(Beginning of Material supplied)

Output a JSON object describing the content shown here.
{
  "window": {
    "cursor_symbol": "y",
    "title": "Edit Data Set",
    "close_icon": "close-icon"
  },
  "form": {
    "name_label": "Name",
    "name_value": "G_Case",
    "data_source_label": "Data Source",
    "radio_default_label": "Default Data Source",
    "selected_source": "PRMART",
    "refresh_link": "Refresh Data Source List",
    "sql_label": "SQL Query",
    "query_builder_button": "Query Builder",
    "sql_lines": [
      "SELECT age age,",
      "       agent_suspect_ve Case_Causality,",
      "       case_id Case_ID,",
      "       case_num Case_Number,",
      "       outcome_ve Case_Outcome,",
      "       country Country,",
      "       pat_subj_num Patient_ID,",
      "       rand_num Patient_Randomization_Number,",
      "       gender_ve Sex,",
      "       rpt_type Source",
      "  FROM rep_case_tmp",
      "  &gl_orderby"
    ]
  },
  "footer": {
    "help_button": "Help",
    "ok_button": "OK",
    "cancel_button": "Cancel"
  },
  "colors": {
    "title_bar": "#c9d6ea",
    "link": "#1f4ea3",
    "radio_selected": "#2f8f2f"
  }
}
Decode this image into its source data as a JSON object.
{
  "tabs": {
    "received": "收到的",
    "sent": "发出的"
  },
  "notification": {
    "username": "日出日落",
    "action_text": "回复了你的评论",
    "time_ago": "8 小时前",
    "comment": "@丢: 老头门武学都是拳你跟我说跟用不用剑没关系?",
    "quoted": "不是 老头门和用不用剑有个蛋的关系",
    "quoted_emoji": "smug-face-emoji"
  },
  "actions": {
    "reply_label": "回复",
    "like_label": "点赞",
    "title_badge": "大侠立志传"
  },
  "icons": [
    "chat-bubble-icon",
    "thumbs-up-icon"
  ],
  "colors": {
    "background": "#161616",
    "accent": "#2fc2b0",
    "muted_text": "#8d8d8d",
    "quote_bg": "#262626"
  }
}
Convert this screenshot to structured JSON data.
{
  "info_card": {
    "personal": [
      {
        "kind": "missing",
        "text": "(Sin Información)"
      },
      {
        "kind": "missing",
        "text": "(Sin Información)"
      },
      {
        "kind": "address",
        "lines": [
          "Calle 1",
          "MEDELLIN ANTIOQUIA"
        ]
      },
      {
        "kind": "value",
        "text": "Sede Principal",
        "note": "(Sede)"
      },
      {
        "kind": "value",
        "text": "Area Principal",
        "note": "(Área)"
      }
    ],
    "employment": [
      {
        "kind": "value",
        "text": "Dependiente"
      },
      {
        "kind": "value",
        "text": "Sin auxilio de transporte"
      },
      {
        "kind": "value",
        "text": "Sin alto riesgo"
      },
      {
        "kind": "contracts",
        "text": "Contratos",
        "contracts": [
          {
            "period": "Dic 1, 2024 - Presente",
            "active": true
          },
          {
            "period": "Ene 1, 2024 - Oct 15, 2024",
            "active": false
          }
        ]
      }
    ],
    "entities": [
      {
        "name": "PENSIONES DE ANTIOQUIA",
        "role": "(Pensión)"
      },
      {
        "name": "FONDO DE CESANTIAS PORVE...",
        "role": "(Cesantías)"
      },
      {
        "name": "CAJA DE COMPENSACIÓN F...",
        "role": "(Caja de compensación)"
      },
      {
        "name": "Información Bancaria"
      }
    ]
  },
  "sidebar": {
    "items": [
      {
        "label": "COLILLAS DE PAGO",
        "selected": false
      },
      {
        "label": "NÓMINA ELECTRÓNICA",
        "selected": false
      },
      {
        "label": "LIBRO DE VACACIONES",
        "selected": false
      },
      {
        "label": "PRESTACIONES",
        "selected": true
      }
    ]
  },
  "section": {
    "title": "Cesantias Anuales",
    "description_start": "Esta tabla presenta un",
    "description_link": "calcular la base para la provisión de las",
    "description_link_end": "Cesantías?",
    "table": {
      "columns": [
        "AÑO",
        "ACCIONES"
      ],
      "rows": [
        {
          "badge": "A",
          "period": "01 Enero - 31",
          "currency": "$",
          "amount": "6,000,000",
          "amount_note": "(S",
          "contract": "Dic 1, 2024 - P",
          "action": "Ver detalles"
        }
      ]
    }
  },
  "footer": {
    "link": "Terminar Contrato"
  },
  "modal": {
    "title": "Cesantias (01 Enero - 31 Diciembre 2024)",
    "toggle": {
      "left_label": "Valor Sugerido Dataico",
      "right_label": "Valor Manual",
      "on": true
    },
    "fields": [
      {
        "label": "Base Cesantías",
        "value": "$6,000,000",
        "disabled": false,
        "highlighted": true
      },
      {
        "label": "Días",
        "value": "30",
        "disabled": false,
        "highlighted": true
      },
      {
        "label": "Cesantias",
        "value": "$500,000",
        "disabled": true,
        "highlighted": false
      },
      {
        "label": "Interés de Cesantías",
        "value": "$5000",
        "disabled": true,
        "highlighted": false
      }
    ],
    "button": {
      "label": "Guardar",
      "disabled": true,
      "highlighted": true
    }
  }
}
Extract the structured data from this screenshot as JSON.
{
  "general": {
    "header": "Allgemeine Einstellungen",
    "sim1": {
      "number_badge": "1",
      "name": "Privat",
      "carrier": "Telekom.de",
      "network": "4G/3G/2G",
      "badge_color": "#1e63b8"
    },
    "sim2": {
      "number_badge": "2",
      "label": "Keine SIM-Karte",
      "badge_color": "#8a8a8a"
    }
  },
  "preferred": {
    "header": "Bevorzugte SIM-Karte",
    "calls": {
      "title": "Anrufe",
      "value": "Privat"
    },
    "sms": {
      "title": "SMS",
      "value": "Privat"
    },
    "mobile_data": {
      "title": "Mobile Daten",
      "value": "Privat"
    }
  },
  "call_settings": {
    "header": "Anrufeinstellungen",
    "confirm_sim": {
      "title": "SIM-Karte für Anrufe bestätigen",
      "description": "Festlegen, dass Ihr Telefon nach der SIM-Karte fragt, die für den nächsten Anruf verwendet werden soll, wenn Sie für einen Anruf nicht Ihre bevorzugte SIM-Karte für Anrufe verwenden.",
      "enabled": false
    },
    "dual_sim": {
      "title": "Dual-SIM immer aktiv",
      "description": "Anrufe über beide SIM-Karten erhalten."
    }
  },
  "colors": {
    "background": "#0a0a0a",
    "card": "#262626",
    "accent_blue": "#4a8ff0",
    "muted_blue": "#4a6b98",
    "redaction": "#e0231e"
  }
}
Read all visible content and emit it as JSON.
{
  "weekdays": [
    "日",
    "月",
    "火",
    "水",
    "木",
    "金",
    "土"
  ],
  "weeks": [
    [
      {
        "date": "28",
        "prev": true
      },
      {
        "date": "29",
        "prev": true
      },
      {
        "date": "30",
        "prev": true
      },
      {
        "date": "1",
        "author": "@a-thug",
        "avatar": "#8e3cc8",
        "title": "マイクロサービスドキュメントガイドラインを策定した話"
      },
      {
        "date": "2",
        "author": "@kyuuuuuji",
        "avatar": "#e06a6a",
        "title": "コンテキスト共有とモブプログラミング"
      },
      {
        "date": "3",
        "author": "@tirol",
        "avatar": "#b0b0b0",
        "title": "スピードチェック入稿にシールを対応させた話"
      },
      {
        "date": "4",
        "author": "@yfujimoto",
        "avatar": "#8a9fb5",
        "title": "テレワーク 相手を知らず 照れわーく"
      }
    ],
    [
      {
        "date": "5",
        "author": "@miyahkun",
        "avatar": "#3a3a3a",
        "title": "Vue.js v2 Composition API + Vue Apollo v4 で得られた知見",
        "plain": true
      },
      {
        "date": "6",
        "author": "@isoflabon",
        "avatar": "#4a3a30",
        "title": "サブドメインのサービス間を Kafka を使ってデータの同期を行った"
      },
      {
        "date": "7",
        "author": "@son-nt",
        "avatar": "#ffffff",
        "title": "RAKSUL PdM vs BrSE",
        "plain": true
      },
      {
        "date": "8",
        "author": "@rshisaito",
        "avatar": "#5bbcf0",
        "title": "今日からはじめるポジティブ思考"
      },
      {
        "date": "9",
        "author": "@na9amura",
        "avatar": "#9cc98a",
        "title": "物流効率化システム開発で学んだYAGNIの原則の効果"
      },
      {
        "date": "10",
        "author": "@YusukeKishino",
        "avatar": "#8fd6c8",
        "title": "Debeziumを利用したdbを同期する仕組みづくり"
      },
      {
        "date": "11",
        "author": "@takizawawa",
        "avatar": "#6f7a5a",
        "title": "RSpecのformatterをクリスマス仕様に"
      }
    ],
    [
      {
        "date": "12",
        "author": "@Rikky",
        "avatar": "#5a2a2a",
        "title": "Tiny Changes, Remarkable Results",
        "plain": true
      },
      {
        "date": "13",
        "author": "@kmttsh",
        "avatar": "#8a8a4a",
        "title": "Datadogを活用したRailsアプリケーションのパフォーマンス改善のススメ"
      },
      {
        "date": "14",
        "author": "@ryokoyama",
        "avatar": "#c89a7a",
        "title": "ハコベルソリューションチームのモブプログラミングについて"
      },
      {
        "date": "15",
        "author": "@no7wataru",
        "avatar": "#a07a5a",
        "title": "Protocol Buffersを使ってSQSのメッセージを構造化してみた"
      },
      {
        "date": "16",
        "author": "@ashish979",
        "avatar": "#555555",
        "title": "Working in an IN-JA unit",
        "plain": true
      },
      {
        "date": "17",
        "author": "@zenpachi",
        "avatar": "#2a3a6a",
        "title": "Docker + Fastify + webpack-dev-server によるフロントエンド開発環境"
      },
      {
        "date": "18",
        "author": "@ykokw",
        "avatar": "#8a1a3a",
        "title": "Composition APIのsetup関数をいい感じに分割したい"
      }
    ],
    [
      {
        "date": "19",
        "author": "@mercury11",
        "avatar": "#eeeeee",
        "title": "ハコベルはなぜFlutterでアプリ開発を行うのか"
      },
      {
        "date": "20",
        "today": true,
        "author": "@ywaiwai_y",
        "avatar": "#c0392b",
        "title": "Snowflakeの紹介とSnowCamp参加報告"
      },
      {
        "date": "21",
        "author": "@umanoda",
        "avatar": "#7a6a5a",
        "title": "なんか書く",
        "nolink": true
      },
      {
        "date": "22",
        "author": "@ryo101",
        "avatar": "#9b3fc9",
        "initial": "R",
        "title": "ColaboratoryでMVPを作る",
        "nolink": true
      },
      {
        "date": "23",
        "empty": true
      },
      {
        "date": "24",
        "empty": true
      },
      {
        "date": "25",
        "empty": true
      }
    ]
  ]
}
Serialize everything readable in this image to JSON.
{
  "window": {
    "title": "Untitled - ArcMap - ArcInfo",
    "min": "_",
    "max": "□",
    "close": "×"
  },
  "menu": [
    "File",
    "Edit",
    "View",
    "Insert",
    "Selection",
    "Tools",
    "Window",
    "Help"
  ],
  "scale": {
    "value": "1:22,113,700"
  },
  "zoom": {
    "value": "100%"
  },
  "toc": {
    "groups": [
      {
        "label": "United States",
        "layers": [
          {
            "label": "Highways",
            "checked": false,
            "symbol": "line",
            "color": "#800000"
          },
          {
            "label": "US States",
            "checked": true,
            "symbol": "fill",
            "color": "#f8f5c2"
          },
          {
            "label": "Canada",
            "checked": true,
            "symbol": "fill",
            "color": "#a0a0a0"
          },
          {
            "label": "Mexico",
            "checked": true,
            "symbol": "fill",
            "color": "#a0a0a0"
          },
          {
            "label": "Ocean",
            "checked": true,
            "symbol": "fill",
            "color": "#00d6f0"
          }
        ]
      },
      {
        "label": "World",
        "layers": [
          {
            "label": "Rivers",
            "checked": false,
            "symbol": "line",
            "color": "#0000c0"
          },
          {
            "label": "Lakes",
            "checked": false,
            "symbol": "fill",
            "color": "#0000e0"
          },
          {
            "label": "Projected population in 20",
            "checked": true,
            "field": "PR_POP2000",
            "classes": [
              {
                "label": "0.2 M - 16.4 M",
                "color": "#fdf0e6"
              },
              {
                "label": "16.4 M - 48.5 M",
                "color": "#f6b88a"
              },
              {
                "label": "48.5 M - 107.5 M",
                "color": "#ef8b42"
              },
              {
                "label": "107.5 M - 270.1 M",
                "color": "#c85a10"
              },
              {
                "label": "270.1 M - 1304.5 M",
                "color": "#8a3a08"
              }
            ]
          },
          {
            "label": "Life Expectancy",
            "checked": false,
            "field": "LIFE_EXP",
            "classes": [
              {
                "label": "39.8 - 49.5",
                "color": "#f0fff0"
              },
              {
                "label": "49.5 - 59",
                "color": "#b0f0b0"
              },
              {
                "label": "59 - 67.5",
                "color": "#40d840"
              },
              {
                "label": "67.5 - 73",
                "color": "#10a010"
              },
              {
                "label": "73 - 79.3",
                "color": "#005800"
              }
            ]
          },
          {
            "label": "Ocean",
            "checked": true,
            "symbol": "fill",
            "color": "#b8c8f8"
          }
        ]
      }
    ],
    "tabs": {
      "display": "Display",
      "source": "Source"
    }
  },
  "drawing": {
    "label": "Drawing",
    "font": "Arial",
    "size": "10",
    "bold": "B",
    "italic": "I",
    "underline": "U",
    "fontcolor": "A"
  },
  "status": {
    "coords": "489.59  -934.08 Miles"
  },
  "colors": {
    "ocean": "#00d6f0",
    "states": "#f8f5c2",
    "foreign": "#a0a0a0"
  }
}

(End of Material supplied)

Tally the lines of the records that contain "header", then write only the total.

■ Exercise solution
3